Channels can impact the bounce rate as well. Organic channels typically have a lower bounce rate than paid channels as organic users have intent when they come to the site. These users come with a question they want to have answered. Users from paid channels saw the ad and it sparked interest but many abandon the journey quickly. So if you run an advertising campaign the landing page could see an increase in bounce rate.
Top Landing / Exit Pages
This data shows you how users are coming to your site and where they are leaving from.
Top landing pages can be the home page, a product/service page, or even a blog post. This will help you determine which pages to optimize to keep users on the site or if you need to optimize pages because they don’t appear here. You should help your visitors find what they are looking for as quickly and easily as possible, drive them to the right page versus driving their own path through their site.
Top exit pages show you where users are leaving your site from. If these pages are not at the end of the sales funnel they may need to be optimized to keep users on the site. Keeping users on the site will improve the chance that they will complete the desired action/goal.
Goals / Events
To best understand your audience it is recommended that goals are set-up in Google Analytics.
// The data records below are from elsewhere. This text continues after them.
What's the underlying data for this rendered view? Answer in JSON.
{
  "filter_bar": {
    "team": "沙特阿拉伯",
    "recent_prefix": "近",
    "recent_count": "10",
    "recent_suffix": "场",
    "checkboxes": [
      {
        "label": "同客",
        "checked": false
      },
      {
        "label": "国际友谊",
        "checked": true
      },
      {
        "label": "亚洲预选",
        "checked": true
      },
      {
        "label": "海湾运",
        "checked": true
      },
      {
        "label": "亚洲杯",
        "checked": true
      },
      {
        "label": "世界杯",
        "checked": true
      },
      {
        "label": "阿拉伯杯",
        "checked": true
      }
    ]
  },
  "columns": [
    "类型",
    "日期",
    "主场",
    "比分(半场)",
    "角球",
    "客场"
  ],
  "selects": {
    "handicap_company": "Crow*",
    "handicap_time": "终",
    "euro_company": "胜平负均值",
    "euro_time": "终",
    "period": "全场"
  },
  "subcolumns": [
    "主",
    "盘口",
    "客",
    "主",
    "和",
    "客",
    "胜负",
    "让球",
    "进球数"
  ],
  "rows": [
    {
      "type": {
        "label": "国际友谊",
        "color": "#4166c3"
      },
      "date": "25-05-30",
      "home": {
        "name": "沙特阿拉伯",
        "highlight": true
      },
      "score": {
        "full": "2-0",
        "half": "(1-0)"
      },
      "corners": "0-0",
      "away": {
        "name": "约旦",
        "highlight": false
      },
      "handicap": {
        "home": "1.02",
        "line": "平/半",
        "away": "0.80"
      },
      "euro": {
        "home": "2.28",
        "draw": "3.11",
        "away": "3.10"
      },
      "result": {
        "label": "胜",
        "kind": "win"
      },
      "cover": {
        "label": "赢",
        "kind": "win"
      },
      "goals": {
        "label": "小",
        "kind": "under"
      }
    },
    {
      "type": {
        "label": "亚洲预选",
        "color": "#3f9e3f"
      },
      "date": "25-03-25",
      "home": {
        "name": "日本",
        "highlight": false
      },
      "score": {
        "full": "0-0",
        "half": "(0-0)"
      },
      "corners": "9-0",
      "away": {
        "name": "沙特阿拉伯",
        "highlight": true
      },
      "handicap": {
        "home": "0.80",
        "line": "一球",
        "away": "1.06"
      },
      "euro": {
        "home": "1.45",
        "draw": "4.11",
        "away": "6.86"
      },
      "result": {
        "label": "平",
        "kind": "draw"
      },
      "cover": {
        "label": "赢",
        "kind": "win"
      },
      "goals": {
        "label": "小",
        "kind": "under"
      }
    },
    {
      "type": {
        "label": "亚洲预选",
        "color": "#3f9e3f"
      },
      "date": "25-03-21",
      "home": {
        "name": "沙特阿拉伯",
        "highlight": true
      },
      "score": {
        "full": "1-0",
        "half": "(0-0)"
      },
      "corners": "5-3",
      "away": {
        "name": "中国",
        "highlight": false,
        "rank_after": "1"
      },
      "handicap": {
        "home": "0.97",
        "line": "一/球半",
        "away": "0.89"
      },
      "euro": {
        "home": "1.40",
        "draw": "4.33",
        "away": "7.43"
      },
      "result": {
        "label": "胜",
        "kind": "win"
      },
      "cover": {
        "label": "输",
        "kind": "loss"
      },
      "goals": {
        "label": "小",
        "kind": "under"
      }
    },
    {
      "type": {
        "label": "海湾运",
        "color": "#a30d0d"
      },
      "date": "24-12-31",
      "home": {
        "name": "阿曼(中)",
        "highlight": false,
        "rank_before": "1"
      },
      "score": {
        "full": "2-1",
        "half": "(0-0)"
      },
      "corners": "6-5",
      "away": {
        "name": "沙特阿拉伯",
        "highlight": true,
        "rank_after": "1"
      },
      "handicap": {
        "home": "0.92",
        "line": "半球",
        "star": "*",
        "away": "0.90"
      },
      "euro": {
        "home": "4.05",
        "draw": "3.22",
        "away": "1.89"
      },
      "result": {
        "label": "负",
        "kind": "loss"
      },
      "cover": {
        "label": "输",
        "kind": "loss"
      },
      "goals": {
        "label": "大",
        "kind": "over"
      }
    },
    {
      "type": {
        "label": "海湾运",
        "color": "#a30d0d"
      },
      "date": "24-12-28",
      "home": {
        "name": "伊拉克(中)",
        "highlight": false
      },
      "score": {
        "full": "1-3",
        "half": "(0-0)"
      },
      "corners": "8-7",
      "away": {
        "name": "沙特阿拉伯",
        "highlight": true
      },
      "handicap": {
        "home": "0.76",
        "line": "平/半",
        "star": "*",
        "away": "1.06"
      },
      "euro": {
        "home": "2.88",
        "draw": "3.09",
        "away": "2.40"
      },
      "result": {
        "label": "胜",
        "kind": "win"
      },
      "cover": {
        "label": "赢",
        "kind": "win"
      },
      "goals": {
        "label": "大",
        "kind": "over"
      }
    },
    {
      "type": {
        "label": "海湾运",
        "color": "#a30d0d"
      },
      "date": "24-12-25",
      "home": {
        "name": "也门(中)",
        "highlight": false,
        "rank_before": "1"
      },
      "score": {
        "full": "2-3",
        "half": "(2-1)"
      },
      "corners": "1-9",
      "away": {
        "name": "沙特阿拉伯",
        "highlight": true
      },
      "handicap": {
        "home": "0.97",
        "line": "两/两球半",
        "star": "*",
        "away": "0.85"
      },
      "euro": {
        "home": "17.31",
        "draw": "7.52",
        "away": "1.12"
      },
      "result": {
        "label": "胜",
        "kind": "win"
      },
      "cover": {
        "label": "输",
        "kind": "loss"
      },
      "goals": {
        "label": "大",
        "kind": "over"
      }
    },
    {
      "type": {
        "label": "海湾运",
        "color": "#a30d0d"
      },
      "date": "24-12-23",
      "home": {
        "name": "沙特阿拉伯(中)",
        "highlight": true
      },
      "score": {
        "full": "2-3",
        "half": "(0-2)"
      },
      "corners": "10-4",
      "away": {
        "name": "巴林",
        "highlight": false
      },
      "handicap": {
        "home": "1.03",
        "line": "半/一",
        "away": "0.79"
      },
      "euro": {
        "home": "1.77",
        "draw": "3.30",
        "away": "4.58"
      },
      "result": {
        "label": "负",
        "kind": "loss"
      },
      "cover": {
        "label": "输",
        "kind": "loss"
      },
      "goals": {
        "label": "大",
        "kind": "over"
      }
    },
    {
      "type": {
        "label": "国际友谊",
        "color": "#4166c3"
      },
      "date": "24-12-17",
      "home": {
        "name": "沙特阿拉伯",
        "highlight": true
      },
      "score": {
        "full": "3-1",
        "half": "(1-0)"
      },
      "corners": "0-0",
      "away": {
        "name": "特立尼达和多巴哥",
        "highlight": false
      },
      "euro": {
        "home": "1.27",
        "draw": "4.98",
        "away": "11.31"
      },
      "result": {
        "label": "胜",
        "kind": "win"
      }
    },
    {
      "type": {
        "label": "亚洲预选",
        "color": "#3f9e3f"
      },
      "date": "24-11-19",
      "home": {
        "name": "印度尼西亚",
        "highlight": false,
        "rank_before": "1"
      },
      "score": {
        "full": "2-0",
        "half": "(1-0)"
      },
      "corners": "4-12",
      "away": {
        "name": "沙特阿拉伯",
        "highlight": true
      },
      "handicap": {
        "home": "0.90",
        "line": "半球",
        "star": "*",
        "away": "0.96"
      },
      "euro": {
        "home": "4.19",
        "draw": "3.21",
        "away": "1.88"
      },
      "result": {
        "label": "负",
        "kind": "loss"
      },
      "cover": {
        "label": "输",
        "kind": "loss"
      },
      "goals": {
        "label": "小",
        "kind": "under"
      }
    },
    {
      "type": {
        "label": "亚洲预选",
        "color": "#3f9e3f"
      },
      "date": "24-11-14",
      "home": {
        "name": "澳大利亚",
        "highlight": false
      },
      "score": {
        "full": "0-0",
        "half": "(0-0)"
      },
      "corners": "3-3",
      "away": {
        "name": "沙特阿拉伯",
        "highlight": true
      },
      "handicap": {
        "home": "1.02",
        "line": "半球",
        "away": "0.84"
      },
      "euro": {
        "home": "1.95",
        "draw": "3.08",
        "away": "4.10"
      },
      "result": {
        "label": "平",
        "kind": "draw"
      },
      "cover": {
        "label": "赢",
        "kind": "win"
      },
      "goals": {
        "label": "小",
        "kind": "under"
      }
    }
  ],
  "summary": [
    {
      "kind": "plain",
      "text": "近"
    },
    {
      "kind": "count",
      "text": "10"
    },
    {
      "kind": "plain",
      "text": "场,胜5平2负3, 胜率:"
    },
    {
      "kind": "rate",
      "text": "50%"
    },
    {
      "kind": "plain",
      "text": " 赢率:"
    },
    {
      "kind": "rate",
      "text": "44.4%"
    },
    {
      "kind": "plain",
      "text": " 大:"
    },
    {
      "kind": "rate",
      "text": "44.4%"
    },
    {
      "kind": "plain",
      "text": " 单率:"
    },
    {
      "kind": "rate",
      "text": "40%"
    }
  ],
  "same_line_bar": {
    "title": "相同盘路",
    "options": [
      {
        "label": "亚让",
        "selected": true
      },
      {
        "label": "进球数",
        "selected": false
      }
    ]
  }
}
There are a variety of goals that can be put in place depending on your objective or audience. Some popular goals are:
- Pages viewed
- Time on site
- Destination pages
More in-depth goals can be created with the implementation of Google Tag Manager. With Tag Manager, you can set-up events on your website. Events are things such as form submission, link clicks or downloads. These can be placed behind such things as Calls-to-action or an Add to Cart button. Each of these events can be tracked in Google Analytics and set as goals. Using this data can show you how many users are completing your goals.
Using location in Google Analytics can help you understand where your audience is, and if you are reaching your intended audience. If you operate a small business you may only want to target those who are in your city and the surrounding area. Using locations can help determine if this is happening. This could also show you if you are reaching potential customers from outside of your market. If you notice an increase in traffic from an outside location there may be an opportunity there.
To find this information go to Audience -> Geo -> Location. From here you can select to view Continent, Country, Region, or City.
A common area that is overlooked when setting up Google Analytics is the enabling of demographics. This captures important information about your audience such as age, gender, location, interests and affinity groups. This is useful as it will help you better understand your audience and allow for you to develop content and campaigns specifically for them.
To enable demographic tracking in Google Analytics go to the property settings (Admin -> Property – Property Settings) scroll down and enable demographics.
After reviewing these KPIs you should be able to identify your website’s strengths and potential areas for improvement. Most of all, you will develop a better understanding of your audience. Understanding how users engage or do not engage with your site, helping you tailor your message and user experience to increase conversion whether it is a sale or an email registration.
If you need help understanding your website’s performance contact us and we can help you begin to drive more conversions.